Despite the name, these vegetables are neither from Jerusalem, nor are they true artichokes. Instead, they are tubers, with a good nutrition profile (B vitamins, potassium, niacin and iron), related to sunflowers. The tubers have a nutty, rather sweet, flavour and can be eaten raw or cooked.

If you grow your own food, they are remarkably easy to grow. Indeed, if you’re not careful they could actually become something of a weed. That’s rather what you would expect, given the notes above about their ability to thrive even in low quality growing habitats. It’s one of the survivors of the plant world. 

They’re in season between October and March. 

Flavour-wise, they go with a wide range of dishes. They can be the star of a dish, e.g. a soup or a risotto, or they can pair well with red meats or game. They can go with some of the meatier fish such as halibut or turbot, and they love mushrooms and all sorts of herbs and spices.

Once you peel Jerusalem Artichokes before cooking, you need to keep them in acidulated water to prevent them from going brown. Some people prefer to peel them after cooking, since it can be easier. You don’t actually need to peel them at all, as the peels are perfectly edible, albeit not necessarily the best aesthetic experience.

Buying

Look for smooth and unblemished tubers. They are naturally bumpy, although farmers are trying to breed this out of the newer varieties. Avoid tubers with wrinkled skins or soft spots, or that have signs of sprouting. The tubers bruise easily, so look carefully at what you’re buying for damage.

Storing

Once you’ve bought them (or dug them up) keep them in a cool, dark, dry and well-ventilated place. If they’re fresh when you get them, they’ll keep that way for two to three weeks.

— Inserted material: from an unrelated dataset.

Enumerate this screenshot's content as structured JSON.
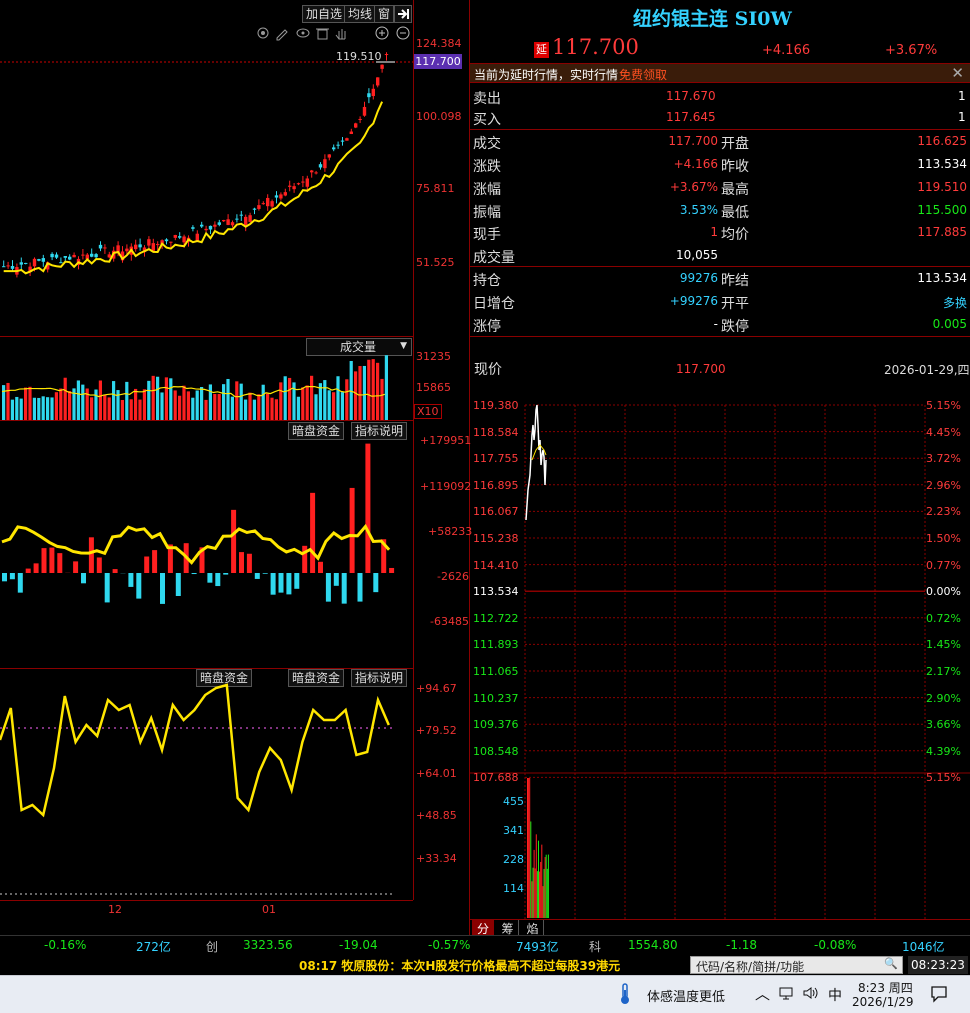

Once you’ve cooked them, you can keep them for a couple of days in the fridge, but they don’t freeze well.